(St. John of Karpathos)
Resolution 4. Pray simply, not stupidly.
“Often when I have prayed I have asked for what I thought was good, and persisted in my petition, stupidly importuning the will of God, and not leaving it to Him to arrange things as He knows is best for me. But when I have obtained what I asked for, I have been very sorry that I did not ask for the will of God to be done; because the thing turned out not to be as I had thought.”
(Evagrios the Solitary)
“Abba Macarius said, ‘It is enough to say, Lord, as you will, and as you know, have mercy. And if the conflict grows fiercer, say: Lord, help!’”
Resolution 5. Renounce all self-justification.
John the Dwarf said, “We have put aside the easy burden, which is self-accusation, and weighed ourselves down with the heavy one, self-justification.”
Resolution 6. Stop judging others.
The monk, says Moses, must never judge his neighbor at all in any way whatever.”
They said of Abba Macarius that just as God protects the world, so Abba Macarius would cover the faults he saw, as though he did not see them, and those he heard, as though he did not hear them.”
Resolution 7. Stay put.
Mother Syncletica said, “If you find yourself in a monastery do not go to another place, for that will harm you a great deal.
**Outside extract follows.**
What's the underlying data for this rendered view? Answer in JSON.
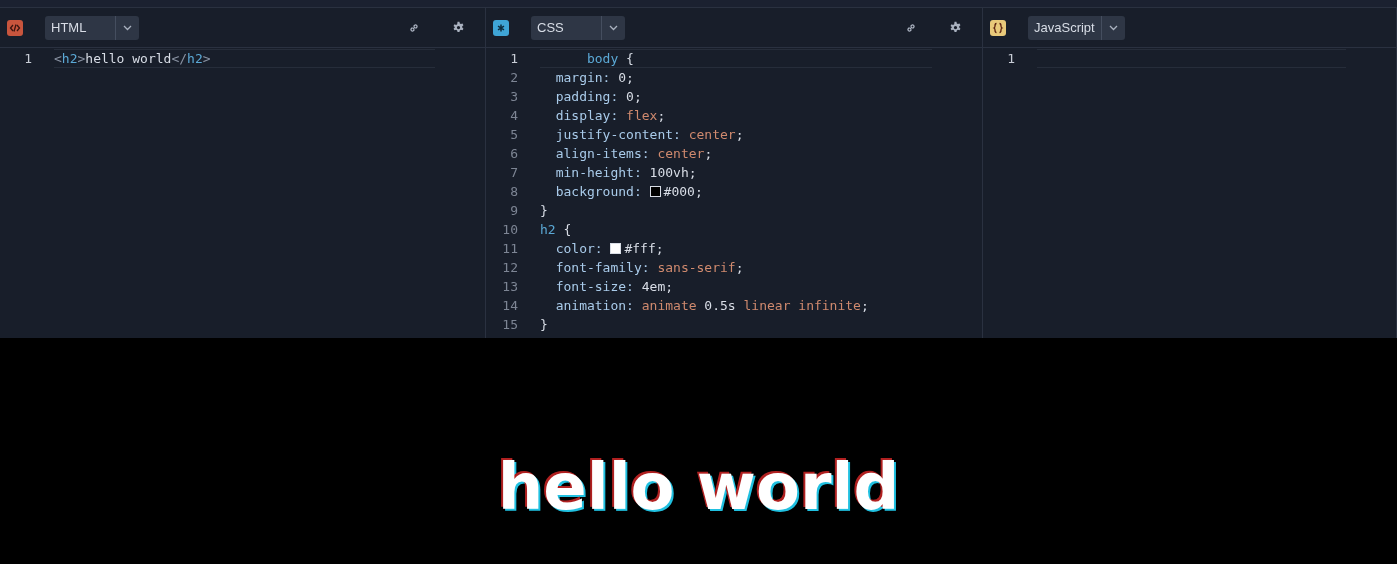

Just as the bird who abandons the eggs she was sitting on prevents them from hatching, so the monk or the nun grows cold and their faith dies when they go from one place to another.”
In Scetis a brother went to Moses to ask for advice. He said to him, “Go and sit in your cell, and your cell will teach you everything.”
Resolution 8. Celebrate theological modesty.
“St. John Chrysostom says that we do not know wholly even what is given in part, but know only a part of a part.”(St. Peter of Damaskos)
Resolution 9. Acknowledge my brokenness.
“The person who has come to know the weakness of human nature has gained experience of divine power. Such a person never belittles anyone… He knows that God is like a good and loving physician who heals with individual treatment each of those who are trying to make progress.”(St. Maximos the Confessor)
A brother said to Abba Theodore, ‘Speak a word to me for I am perishing.’ Sorrowfully, the old man said: ‘I myself am in danger. So what can I say to you?’
Resolution 10. Be ruthlessly realistic.
Saint Anthony said to Poemen, “Expect trials and temptations until your last breath.”
“I am convinced that not even the apostles, although filled with the Holy Spirit, were therefore completely free from anxiety. . . . Contrary to the stupid view expressed by some, the advent of grace does not mean the immediate deliverance from anxiety.” (St. Makarios of Egypt)
Resolution 11. Always think good of everyone.
“Show the greatest gentleness toward all people” (Evagrios the Solitary)